[[ STUDY MATERIAL open ]]

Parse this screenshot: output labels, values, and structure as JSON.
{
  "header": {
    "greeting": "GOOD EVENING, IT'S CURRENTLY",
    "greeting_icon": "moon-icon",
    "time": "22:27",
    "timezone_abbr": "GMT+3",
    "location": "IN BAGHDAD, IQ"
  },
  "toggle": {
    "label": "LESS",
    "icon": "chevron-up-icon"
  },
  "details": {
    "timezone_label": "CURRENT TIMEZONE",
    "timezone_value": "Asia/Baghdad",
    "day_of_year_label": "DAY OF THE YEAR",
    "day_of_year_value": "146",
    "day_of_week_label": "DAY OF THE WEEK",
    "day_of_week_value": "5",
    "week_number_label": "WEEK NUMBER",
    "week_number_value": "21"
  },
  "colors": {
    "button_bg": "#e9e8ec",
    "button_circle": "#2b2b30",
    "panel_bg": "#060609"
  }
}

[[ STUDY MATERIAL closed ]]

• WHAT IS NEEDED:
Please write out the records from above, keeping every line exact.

• REPLY:
Parse this screenshot: output labels, values, and structure as JSON.
{
  "header": {
    "greeting": "GOOD EVENING, IT'S CURRENTLY",
    "greeting_icon": "moon-icon",
    "time": "22:27",
    "timezone_abbr": "GMT+3",
    "location": "IN BAGHDAD, IQ"
  },
  "toggle": {
    "label": "LESS",
    "icon": "chevron-up-icon"
  },
  "details": {
    "timezone_label": "CURRENT TIMEZONE",
    "timezone_value": "Asia/Baghdad",
    "day_of_year_label": "DAY OF THE YEAR",
    "day_of_year_value": "146",
    "day_of_week_label": "DAY OF THE WEEK",
    "day_of_week_value": "5",
    "week_number_label": "WEEK NUMBER",
    "week_number_value": "21"
  },
  "colors": {
    "button_bg": "#e9e8ec",
    "button_circle": "#2b2b30",
    "panel_bg": "#060609"
  }
}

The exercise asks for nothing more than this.